Not saying it's bad (my parents use one) but don't expect high performance and high endurance.
 

lpallard

Member
Aug 17, 2013
216
6
18
You purchased basically the lowest end 'name brand' SSD... don't expect much overall.
Not saying it's bad (my parents use one) but don't expect high performance and high endurance.
Perhaps, but the reviews are pretty good for the price point. Not 850 Pro levels but decent enough. At 50cents Canadian per GB (after taxes & shipping) this is pretty good to me.

Once I get this thing I'll migrate to it and re-run the same tests as I did in this thread, then we can compare. I'm not expecting miracles but I'm expecting a decent improvement. After all, the HDD I currently use was in my HTPC which in 2010 got upgraded to a cheap OCZ Vertex2 40GB SSD, and I saw day & night improvement at that time.
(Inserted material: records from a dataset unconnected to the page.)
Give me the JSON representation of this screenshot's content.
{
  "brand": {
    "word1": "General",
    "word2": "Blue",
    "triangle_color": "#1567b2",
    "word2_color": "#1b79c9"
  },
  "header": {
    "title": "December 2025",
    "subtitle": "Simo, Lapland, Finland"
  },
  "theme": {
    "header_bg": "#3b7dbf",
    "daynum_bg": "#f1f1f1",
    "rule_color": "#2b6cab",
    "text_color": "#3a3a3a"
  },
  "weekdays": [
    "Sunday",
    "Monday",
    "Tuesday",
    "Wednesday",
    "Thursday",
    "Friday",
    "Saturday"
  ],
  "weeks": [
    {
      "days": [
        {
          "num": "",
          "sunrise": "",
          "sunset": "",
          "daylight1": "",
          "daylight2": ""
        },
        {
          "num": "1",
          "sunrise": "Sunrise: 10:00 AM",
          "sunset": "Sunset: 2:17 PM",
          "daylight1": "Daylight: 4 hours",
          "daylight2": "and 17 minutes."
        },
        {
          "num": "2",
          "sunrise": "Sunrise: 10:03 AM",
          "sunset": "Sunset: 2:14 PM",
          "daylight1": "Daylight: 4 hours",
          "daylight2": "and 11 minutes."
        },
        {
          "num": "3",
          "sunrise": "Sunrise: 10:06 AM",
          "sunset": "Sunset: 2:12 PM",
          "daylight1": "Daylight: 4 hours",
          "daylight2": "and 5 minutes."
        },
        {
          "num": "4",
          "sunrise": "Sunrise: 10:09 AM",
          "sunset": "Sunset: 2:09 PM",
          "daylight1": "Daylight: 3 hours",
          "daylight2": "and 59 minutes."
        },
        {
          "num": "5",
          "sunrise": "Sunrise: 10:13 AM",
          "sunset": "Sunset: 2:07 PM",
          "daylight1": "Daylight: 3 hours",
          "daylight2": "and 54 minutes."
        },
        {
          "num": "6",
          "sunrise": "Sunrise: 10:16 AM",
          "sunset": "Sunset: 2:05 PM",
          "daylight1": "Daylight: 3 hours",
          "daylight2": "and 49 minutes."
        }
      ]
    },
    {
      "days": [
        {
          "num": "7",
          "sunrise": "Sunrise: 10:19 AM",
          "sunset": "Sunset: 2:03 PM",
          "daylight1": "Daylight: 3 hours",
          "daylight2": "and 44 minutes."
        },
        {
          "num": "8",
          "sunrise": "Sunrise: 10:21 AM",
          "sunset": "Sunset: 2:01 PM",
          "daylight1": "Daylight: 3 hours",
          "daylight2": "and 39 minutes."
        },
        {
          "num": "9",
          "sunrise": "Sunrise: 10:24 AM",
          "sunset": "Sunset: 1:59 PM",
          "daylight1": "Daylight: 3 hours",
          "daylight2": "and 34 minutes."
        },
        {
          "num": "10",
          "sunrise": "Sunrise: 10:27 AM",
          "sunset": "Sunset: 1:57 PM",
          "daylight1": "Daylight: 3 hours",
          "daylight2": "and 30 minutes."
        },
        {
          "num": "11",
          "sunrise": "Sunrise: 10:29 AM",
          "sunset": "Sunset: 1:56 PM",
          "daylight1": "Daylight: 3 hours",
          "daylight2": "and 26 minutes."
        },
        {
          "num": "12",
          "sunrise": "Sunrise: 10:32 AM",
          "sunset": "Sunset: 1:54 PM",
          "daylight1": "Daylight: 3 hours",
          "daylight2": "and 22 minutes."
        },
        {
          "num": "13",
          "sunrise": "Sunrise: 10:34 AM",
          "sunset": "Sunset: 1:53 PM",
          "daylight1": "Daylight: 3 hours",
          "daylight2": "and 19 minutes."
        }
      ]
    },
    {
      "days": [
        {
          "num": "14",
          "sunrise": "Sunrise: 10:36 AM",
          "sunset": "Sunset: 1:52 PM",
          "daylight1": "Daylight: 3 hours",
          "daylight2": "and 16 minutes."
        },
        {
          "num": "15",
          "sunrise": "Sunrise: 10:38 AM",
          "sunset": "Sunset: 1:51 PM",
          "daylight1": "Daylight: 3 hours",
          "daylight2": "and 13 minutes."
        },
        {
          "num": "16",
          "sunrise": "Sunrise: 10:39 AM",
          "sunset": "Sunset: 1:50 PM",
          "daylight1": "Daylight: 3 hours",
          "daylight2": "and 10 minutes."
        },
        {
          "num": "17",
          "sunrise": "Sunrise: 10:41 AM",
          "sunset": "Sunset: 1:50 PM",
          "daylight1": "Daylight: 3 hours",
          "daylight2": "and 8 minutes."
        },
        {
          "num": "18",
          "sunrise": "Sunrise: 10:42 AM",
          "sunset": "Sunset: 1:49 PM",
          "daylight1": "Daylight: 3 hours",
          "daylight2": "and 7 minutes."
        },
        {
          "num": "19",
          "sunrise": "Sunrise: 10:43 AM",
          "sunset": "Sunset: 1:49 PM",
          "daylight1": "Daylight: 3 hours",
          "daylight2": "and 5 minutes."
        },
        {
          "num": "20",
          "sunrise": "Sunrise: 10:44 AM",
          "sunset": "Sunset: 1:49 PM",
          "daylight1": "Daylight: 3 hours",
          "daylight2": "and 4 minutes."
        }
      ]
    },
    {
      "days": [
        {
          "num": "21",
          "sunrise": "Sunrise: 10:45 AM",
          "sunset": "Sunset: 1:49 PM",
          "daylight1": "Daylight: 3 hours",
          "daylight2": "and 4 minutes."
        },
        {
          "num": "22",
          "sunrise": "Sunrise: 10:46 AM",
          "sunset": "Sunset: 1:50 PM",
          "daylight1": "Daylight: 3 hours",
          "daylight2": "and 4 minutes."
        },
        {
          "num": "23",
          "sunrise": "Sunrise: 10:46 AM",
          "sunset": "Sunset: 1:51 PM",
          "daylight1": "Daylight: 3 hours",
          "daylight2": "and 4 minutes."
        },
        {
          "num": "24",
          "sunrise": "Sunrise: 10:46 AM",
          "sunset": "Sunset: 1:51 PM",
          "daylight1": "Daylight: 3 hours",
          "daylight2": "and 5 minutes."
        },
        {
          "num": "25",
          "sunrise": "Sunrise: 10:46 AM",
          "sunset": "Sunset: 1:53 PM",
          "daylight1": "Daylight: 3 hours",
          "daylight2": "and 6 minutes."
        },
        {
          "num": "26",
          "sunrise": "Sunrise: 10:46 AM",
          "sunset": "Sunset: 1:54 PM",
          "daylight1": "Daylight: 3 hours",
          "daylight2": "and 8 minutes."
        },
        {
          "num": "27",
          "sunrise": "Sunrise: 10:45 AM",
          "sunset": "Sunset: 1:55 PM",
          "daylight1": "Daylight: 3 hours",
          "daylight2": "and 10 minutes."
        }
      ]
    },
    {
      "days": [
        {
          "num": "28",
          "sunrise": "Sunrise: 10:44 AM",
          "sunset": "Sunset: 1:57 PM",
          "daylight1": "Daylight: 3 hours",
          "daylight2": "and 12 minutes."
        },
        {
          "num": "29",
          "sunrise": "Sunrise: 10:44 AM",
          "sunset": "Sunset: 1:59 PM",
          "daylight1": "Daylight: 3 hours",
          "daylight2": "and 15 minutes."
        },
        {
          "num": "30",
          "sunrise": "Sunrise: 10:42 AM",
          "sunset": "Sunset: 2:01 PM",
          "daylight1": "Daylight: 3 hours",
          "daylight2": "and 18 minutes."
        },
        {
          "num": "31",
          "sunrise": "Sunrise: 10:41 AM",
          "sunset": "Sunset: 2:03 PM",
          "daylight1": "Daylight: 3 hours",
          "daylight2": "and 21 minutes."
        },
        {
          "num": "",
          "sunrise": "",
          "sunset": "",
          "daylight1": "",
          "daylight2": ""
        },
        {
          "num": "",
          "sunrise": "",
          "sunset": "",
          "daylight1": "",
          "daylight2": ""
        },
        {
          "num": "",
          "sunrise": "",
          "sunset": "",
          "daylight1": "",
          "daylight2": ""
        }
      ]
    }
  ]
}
I would expect the BX100 to be order of magnitudes better than the Vertex2 and also the other components are also better than my HTPC so overall, if there is not much difference between the current Hitachi HDD and the BX100 SSD, I will start to rethink everything...